The Civil Aviation Authority (CAA) put the airport’s initial submission on pause in September last year and asked bosses to review part of the design.

A fresh proposal has now been resubmitted to the authority, with aircraft to fly towards the west of Cramond and along the Firth of Forth under the plan.

The airport carried out a consultation on the changes to its initial proposal between May and June, with 89 per cent of the 1,167 participating in opposition to the flight path.

Airport chiefs say the route will allow the airport to be more flexible with flights while building increased capacity for future growth.

Gordon Dewar, chief executive of Edinburgh Airport, said: “Vast growth at the airport, as well as the change in technology, means we need to modernise our airspace to meet current and future demand and it is a process many airports are looking at.

“Our approach at Edinburgh Airport must be one that is balanced between the needs of the airport and the economy and customers we serve as well as those of our neighbouring communities. We believe our proposals do that.

“Although there was no requirement to consult, we wanted to go back to our communities to listen to their valued feedback and understand their concerns. They were part of a wider conversation with our airlines and other partners, who all have an interest in this process and our proposals take into account all of that dialogue.” Campaigners argue airport bosses have failed to consider other viable flight path alternatives, as well as the impact the new route will have on the environment and residents’ wellbeing.

Helena Paul, from Edinburgh Airport Watch, has urged the CAA to reject the new proposals, insisting the airport needs to scrap the plans and start again.

She said: “The airport needs to engage meaningfully with communities.

“Eighty-nine per cent opposition to a flight path indicates very serious and reasonable community concern, which the airport would be wise to heed.

“The airport’s three flawed consultation processes have been comprehensively rejected by the people who will bear the brunt of changes to flight paths.”

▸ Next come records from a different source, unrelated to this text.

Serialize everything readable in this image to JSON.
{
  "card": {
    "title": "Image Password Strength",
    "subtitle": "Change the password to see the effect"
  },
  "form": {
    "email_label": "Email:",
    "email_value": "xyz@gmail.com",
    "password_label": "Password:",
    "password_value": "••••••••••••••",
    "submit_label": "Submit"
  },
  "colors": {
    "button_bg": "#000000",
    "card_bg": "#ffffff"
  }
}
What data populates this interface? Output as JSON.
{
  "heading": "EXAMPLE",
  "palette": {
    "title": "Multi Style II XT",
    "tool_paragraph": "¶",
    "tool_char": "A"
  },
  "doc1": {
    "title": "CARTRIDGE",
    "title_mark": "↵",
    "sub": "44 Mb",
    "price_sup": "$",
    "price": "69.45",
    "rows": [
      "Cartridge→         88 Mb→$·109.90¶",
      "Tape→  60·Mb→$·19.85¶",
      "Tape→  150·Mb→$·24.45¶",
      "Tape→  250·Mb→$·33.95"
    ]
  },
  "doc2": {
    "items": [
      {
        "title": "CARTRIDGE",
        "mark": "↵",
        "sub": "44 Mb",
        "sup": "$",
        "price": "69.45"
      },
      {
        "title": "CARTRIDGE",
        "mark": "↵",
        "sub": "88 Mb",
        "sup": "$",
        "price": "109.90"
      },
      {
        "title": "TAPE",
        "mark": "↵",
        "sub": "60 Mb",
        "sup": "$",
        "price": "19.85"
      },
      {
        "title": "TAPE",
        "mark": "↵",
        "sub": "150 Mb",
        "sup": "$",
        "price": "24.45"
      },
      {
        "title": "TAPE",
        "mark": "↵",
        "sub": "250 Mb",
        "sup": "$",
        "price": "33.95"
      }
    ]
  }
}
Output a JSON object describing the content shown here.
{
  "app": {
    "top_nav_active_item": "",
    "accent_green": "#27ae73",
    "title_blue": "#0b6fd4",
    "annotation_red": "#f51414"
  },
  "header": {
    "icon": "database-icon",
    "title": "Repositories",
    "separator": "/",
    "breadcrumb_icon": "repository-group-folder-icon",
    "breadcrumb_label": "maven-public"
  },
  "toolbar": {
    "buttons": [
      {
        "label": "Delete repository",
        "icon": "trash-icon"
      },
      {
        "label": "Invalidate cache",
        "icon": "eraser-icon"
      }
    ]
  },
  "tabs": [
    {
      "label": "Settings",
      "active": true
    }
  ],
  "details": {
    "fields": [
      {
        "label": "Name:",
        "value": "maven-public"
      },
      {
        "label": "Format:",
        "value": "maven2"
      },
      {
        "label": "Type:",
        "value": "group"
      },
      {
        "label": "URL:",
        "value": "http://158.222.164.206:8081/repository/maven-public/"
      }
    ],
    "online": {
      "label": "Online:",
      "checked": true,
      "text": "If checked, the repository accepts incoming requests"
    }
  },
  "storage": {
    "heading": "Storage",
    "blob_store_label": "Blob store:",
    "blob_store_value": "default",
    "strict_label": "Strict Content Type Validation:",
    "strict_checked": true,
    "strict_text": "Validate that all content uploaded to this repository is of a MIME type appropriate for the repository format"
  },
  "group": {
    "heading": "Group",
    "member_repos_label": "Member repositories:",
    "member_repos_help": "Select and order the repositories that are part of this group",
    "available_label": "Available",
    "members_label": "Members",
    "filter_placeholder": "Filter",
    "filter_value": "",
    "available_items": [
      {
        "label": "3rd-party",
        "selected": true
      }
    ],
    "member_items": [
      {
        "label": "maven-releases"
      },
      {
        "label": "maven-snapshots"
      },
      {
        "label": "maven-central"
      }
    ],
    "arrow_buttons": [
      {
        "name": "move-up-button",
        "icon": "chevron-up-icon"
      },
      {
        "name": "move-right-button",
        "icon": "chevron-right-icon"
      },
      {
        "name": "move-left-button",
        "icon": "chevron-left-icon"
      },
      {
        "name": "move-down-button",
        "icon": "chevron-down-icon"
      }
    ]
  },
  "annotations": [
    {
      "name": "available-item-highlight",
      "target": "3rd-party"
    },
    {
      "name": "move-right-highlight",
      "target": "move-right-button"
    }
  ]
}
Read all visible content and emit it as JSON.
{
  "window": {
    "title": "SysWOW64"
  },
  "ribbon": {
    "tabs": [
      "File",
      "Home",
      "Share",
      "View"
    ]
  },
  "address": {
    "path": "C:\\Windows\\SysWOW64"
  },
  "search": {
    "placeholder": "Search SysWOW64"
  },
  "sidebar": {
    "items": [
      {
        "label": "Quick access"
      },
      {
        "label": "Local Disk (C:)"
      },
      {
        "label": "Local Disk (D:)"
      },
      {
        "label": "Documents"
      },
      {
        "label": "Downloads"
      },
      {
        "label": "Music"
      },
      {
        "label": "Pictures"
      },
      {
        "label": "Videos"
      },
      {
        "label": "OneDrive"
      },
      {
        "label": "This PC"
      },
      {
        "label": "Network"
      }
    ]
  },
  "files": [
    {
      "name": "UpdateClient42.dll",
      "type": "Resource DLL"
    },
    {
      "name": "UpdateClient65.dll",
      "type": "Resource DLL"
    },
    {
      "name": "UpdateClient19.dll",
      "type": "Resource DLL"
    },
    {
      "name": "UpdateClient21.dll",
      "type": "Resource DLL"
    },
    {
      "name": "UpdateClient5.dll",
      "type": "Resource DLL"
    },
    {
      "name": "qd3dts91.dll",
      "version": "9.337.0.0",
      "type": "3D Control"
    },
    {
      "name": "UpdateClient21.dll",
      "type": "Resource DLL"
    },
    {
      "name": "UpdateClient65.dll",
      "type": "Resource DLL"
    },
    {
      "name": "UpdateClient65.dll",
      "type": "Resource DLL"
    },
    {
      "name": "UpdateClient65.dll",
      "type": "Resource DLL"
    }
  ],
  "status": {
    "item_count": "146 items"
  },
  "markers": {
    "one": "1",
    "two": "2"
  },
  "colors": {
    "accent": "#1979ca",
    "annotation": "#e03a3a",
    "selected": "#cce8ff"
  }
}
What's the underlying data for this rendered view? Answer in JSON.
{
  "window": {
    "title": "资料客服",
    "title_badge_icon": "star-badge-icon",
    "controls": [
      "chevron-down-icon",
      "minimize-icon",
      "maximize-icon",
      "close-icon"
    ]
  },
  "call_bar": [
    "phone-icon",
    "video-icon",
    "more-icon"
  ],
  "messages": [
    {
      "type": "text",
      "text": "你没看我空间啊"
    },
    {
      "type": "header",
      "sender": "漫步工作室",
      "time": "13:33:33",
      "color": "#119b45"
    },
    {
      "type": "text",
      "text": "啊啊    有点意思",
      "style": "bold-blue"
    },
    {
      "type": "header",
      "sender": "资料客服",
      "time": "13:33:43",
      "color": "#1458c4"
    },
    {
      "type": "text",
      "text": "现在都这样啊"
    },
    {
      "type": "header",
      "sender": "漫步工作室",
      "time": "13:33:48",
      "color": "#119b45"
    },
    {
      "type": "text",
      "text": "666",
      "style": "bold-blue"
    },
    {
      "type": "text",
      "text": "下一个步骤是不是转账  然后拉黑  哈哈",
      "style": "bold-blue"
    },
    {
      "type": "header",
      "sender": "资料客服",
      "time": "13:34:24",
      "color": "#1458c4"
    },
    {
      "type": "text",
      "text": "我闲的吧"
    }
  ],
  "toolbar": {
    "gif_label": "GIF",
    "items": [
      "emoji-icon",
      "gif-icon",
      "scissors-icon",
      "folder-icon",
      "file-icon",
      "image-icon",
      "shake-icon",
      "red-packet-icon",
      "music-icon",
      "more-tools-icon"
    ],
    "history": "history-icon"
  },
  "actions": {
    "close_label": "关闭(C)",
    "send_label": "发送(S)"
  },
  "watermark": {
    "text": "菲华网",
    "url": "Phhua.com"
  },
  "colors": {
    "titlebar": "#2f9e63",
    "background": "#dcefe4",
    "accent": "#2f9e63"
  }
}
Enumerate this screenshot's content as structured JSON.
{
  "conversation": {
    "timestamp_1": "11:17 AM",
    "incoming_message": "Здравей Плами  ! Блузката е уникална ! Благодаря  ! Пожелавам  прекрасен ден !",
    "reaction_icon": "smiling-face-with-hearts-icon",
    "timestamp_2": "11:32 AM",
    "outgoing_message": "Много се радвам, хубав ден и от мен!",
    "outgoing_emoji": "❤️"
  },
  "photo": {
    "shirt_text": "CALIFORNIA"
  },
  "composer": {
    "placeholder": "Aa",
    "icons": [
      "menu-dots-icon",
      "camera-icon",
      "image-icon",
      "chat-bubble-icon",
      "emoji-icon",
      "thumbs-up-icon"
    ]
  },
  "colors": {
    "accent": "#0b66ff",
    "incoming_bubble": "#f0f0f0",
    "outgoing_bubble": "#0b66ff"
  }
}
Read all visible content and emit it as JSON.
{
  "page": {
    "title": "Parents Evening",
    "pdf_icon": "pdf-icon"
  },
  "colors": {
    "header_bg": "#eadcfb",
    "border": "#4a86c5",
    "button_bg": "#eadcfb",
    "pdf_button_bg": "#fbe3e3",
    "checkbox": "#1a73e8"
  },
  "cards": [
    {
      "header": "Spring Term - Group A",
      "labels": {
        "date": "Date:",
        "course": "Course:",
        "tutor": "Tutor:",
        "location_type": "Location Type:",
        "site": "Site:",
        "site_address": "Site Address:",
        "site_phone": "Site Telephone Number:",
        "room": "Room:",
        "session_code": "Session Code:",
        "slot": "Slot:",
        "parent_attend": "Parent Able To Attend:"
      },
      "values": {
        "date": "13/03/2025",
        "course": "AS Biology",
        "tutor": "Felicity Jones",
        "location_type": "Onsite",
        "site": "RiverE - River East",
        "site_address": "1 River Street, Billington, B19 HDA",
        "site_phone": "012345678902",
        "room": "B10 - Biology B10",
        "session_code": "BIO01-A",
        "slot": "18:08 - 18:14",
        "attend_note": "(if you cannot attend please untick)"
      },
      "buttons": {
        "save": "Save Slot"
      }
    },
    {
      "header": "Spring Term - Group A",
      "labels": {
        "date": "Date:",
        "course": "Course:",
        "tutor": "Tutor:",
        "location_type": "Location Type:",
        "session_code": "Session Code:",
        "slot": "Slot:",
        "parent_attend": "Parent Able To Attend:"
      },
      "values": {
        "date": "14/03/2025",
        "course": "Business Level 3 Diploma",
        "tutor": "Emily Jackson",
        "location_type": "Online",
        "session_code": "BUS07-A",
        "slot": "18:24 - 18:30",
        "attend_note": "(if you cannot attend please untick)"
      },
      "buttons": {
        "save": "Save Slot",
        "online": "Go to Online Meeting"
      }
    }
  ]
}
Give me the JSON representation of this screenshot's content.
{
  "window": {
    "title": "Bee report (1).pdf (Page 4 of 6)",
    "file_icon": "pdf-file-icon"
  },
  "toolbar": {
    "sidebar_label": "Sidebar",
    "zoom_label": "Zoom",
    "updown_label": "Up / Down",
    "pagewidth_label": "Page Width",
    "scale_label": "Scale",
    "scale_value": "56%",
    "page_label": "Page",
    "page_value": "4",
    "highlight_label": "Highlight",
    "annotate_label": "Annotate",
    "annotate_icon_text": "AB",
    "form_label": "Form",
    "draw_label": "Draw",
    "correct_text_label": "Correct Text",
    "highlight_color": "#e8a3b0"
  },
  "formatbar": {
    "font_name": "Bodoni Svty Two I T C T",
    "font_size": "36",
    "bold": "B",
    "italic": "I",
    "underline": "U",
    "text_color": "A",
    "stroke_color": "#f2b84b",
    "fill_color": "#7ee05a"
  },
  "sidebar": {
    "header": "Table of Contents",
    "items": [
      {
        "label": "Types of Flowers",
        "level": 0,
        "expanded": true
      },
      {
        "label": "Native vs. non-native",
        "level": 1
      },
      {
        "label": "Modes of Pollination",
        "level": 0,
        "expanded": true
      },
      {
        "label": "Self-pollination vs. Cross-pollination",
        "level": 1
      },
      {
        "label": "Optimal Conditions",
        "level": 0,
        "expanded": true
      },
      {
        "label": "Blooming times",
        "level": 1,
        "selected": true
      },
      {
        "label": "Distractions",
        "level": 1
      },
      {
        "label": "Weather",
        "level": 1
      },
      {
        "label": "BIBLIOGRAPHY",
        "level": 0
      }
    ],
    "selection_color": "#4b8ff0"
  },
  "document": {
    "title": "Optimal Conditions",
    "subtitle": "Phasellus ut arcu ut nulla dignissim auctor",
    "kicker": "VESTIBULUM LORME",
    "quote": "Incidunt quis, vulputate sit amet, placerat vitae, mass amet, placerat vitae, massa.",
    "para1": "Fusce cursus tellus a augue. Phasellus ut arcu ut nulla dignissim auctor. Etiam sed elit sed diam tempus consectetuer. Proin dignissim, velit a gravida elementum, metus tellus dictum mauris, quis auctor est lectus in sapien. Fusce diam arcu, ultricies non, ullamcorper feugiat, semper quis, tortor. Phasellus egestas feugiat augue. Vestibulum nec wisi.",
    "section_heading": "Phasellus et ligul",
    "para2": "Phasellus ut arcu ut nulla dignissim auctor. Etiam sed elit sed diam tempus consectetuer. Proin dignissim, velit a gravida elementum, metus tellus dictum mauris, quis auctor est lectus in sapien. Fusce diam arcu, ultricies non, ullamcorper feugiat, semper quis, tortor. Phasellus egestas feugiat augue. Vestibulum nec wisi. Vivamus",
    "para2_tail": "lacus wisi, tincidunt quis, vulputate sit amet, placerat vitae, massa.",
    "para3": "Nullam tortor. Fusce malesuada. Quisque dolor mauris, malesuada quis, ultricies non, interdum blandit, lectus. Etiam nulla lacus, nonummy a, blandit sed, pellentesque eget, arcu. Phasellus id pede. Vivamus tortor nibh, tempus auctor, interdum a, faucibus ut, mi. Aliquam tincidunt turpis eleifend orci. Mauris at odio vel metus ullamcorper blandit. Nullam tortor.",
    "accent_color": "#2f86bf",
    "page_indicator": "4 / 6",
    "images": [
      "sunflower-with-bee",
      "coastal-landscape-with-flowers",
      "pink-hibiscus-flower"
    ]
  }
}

“Alternatives have been suggested, particularly a right- turn on departure off the end of the runway towards Cramond to use the wider part of the Forth to gain height before flying over people’s homes.”